Our new puppy, Bentley, has been sick – on and off – more or less since we rescued him. In the past six weeks, we’ve been through three rounds of medication for Giardia, which is a parasite common to puppies, especially ones from rescue facilities. Giardia is NOT pleasant — for me or Bentley. For him, it means yucky and frequent poops, some vomiting, and not a whole lot of energy. For me, it means cleaning up said yucky poops and puke, and being glad that in addition to that I’m not chasing after him as he, with puppy-like intensity, proceeds to destroy my apartment.
Yesterday, I went to the vet and dropped off what I hope to be the final, non-Giardia infected “sample.” (You haven’t lived until you’ve walked down West End Avenue with a cup of coffee in one hand, and a bag of dog poop in the other.) But the whole experience has left me wondering: WHAT THE HELL WERE WE THINKING???????
I remember (and if you don’t have children, skip this part, it’ll gross you out) – I remember, when my kids were babies, picking their noses. Which ought to be disgusting, but at the time, just felt like part of what you did to keep your baby clean and fresh looking. I mean, let’s face it, no one likes a baby with snot coming out of his nose. Of course there was diaper changing, and messy poops to clean up, and puke to deal with. And never once do I remember feeling utterly grossed out by any of it.
Wiping my dog’s poop encrusted butt utterly grosses me out. Because, let’s face it, he’s a dog, not my child.
Now before you sick the PETA police on me, let me set things straight: In the six weeks we have had Bentley, I have wiped his butt, cleaned his puke, cured him of an ear infection, force fed him antibiotics, brushed him, walked him at four a.m., cleaned up more poop, knit him a sweater, spent untold money on grain-free organic, human-grade dog-food, stayed in the room with him until he falls asleep in his crate, and not had a hissy fit when a certain canine single paw-ed-ly destroyed a perfectly good pair of evening shoes. If that’s not love, what is?
It’s just that while I’m doing all that…it’s grossing me out. I love him. I do. Who could resist that face? And he’s making my kids soooo happy. But quite honestly, if he doesn’t get well soon, I’m the one who’s going to be sick as a dog!

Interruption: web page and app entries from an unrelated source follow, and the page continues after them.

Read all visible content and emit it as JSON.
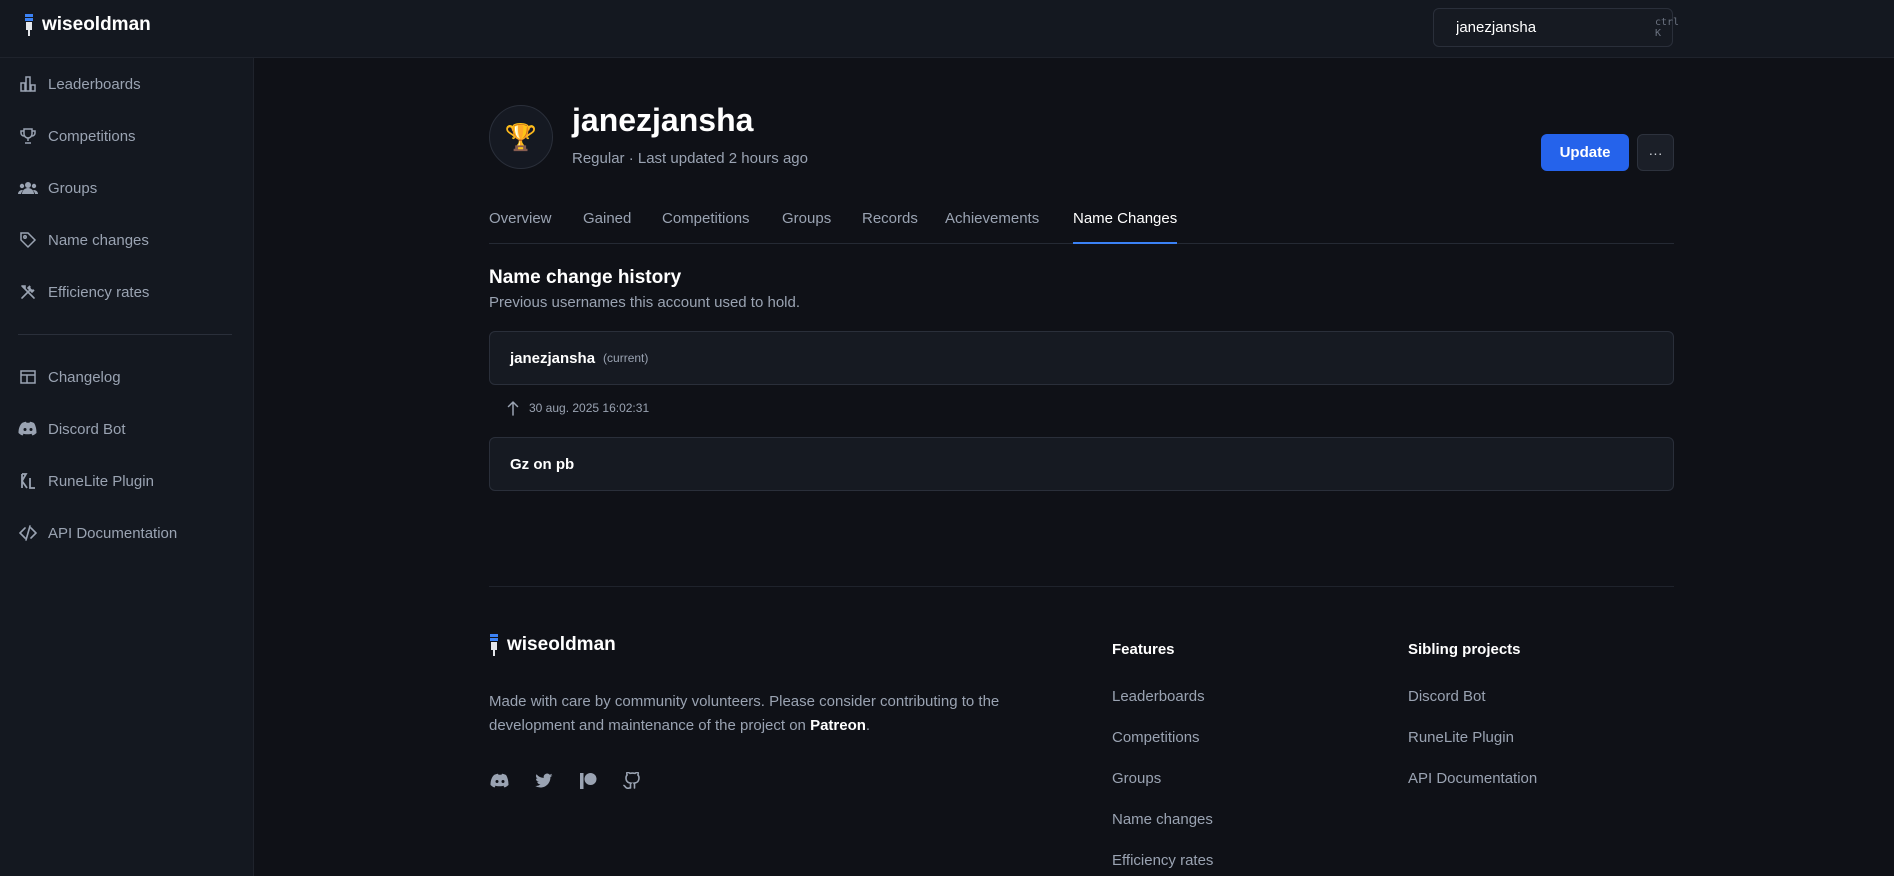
{
  "app": {
    "name": "wiseoldman"
  },
  "search": {
    "value": "janezjansha",
    "shortcut": "ctrl K"
  },
  "sidebar": {
    "items": [
      {
        "label": "Leaderboards",
        "icon": "bar-chart-icon"
      },
      {
        "label": "Competitions",
        "icon": "trophy-icon"
      },
      {
        "label": "Groups",
        "icon": "users-icon"
      },
      {
        "label": "Name changes",
        "icon": "tag-icon"
      },
      {
        "label": "Efficiency rates",
        "icon": "tools-icon"
      }
    ],
    "secondary": [
      {
        "label": "Changelog",
        "icon": "layout-icon"
      },
      {
        "label": "Discord Bot",
        "icon": "discord-icon"
      },
      {
        "label": "RuneLite Plugin",
        "icon": "runelite-icon"
      },
      {
        "label": "API Documentation",
        "icon": "code-icon"
      }
    ]
  },
  "player": {
    "name": "janezjansha",
    "meta": "Regular · Last updated 2 hours ago",
    "update_label": "Update",
    "more_label": "···"
  },
  "tabs": [
    "Overview",
    "Gained",
    "Competitions",
    "Groups",
    "Records",
    "Achievements",
    "Name Changes"
  ],
  "active_tab": "Name Changes",
  "history": {
    "title": "Name change history",
    "subtitle": "Previous usernames this account used to hold.",
    "current": {
      "name": "janezjansha",
      "tag": "(current)"
    },
    "change_date": "30 aug. 2025 16:02:31",
    "previous": {
      "name": "Gz on pb"
    }
  },
  "footer": {
    "brand": "wiseoldman",
    "desc_prefix": "Made with care by community volunteers. Please consider contributing to the development and maintenance of the project on ",
    "desc_link": "Patreon",
    "desc_suffix": ".",
    "social": [
      "discord-icon",
      "twitter-icon",
      "patreon-icon",
      "github-icon"
    ],
    "features_title": "Features",
    "features": [
      "Leaderboards",
      "Competitions",
      "Groups",
      "Name changes",
      "Efficiency rates"
    ],
    "siblings_title": "Sibling projects",
    "siblings": [
      "Discord Bot",
      "RuneLite Plugin",
      "API Documentation"
    ]
  },
  "colors": {
    "accent": "#2563eb",
    "tab_underline": "#3b82f6",
    "background": "#0f1117",
    "panel": "#141820"
  }
}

Someone please tell me that, like the sleep deprivation of the first three months of parenthood, that this, too, shall pass. Someone tell me that I have not turned into one of those people who talks to their dog like a person, as in “Do you think that was a good decision? To eat my Walter Steiger pumps? I want you to go to your crate and think about that young man.” Someone reassure me that I have not, in effect, added another child to my life.
Well, two out of three ain’t bad, right? This stage will pass — and I do talk to Bentley as if he has the foggiest idea of what I”m saying, and it is like having a baby. Just a baby that grosses me out more than my biological ones did.